Lawrence County Alabama
Lawrence County Alabama has the highest number of residents who identify as Native American of any county in the state. The county seat is Moulton, Alabama. For thousands of years, this area was inhabited by differing cultures of indigenous peoples. People of the Copena culture in the Middle Woodland period (1-500 CE) built complex earthworks as part of their religious and political system. Their burial mound and ceremonial platform mound, the largest in the state, are preserved at Oakville Indian Mounds Park and Museum.
Credit: Wikipedia contributors, “Lawrence County, Alabama,” Wikipedia, The Free Encyclopedia,
The county was created from former Chickasaw lands ceded to the United States in the Treaty of Fort Jackson in 1814 as well as the Turkey Town Treaty of 1816.
Lawrence County Alabama History
Lawrence County was established by European Americans. Numerous Cherokee and mixed-race European-Cherokee descendants, sometimes called “Black Dutch”, have stayed in the Lawrence County area. According to the census, the county has the highest number of self-identified Native Americans in the state.
Lawrence County Alabama Cities:
Moulton, the county seat, is the largest city in Lawrence County with an estimated population of 3,367.
Lawrence County Alabama Towns:
Visitors can tour the historic town of Courtland, which was named to the National Register of Historic Places. The town’s structures offer visitors a range of architectural styles that span nearly two centuries. Visitors can take part in a self-guided driving tour of the district, or they can join a guided walking tour every Saturday between Memorial Day and the Fourth of July.
Hillsboro began in the late 1830s as a small community known as “Gilmersville,” which was located east of the current town. The name was inspired by a family of early settlers. When the railroad was constructed through the area in the 1860s, the town shifted to its current location along the tracks. The town developed throughout the latter half of the 19th century as an important refueling stop for trains and a local shipping center. The town’s name was eventually changed to “Hillsborough,” and the current spelling was adopted in 1891.

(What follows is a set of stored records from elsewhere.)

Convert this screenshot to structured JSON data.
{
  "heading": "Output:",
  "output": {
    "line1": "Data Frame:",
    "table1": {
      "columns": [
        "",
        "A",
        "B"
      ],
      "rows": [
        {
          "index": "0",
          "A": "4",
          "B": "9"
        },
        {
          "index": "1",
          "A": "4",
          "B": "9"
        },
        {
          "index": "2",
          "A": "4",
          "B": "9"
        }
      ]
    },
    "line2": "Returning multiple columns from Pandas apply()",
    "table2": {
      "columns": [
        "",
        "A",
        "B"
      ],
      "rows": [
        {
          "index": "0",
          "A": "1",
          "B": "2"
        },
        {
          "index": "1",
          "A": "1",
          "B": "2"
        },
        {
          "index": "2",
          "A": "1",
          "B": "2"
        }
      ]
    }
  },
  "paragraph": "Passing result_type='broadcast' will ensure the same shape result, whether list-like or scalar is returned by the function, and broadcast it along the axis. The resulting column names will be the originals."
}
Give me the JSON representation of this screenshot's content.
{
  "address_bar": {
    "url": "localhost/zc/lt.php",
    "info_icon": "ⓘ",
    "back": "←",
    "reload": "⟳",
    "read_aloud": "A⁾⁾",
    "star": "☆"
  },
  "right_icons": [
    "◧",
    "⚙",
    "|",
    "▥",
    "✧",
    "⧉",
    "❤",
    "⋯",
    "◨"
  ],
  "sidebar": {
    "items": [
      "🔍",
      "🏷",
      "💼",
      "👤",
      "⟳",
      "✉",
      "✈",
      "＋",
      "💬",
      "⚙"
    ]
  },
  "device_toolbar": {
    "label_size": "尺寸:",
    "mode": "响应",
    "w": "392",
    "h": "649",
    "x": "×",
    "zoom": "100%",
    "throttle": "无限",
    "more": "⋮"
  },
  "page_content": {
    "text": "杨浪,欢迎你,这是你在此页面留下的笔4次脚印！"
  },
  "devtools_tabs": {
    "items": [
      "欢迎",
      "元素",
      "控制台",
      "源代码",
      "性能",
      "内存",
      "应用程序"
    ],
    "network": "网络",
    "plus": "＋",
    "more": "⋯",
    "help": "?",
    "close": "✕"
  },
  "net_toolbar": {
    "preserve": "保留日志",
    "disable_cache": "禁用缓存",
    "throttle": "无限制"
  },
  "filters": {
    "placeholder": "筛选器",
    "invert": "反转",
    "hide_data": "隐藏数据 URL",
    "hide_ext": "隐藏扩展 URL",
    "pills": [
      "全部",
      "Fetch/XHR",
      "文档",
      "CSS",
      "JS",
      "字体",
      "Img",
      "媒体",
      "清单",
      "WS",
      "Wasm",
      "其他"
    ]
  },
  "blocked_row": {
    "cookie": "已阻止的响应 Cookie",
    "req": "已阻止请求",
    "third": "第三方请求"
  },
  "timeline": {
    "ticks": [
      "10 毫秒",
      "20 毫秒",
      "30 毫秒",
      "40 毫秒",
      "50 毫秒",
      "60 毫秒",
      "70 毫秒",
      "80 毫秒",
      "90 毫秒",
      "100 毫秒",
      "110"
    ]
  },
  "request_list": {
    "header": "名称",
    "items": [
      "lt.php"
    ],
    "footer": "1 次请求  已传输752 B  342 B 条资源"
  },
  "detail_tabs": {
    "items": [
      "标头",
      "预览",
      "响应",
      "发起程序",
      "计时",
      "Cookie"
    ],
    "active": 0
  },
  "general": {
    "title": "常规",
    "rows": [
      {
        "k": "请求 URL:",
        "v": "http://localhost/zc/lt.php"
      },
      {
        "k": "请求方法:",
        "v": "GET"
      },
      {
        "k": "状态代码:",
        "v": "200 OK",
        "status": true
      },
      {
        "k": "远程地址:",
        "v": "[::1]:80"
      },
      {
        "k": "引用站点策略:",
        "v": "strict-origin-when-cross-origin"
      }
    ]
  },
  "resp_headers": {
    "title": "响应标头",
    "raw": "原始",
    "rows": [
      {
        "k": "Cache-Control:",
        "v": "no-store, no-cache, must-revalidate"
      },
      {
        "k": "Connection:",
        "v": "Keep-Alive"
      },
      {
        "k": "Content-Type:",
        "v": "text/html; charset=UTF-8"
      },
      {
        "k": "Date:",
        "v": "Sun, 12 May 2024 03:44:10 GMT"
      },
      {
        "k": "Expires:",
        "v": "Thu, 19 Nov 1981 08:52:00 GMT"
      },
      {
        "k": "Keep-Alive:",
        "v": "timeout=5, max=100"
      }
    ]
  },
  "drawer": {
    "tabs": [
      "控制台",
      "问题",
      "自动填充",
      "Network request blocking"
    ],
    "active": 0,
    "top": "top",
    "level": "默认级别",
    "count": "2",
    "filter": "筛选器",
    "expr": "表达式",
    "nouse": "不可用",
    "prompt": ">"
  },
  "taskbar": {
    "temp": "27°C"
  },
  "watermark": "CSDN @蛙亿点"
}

Credit:Wikipedia contributors, “Hillsboro, Alabama,” Wikipedia, The Free Encyclopedia, https://en.wikipedia.org/w/index.php?title=Hillsboro,_Alabama&oldid=837765853 (accessed June 30, 2018).
North Courtland, Alabama
Town Creek, Alabama
Town Creek was established in the first half of the 19th century, and was originally known as “Jonesboro.” It incorporated in 1875.
Town Creek has one site listed on the National Register of Historic Places, the Goode-Hall House, to the north of town.
Lawrence County Alabama Commmunities:
Caddo is an unincorporated community along Alabama State Highway 24 between Decatur and Moulton in Lawrence County. Caddo is a feeder community or suburb of Decatur and is part of both the Decatur Metropolitan Area and the Huntsville-Decatur Combined Statistical Area.
Chalybeate Springs, Alabama
Chalybeate Springs is an unincorporated community in Lawrence County,
Five Points, Alabama
Hatton is a census-designated place and unincorporated community in Lawrence County. Its population was 261 as of the 2010 census.
Landersville is an unincorporated community in Lawrence County, located 6.2 miles west of Moulton.
Mallard Creek, Alabama
Mount Hope, Alabama
Muck City, Alabama
Red Bank, Alabama
Wolf Springs, Alabama
Lawrence County is home to four high schools: East Lawrence High School (3A), Hatton High School (2A), Lawrence County High School (5A), and R.A. Hubbard High School (1A). Lawrence County also has six elementary schools and two middle schools. Other educational facilities include the Lawrence County Center of Technology and the Judy Jester Learning Center.
Former high schools, Hazlewood High School, Speake High School, and Mt. Hope High School were closed in 2009.
Lawrence County Alabama Places of Interest:
Lawrence County is home to part of the William B. Bankhead National Forest, Oakville Indian Mounds, and Jesse Owens Memorial Park. The Black Warrior’s Path, which starts in Cullman County, runs through this county and passes the Oakville Indian Mounds. It was used by Native Americans for hundreds of years, and was later used by pioneer settlers.
Four recreational areas within the forest afford visitors the opportunity to hike, camp, swim, and horseback ride. A 2,500-acre portion of the Joe Wheeler State Park sits on the northern border of the county. The Oakville Indian Mounds are another popular attraction in the county. The complex features a 2,000-year-old Woodland period mound, a Copena period burial mound, and a museum modeled after a traditional seven-sided Cherokee Council House.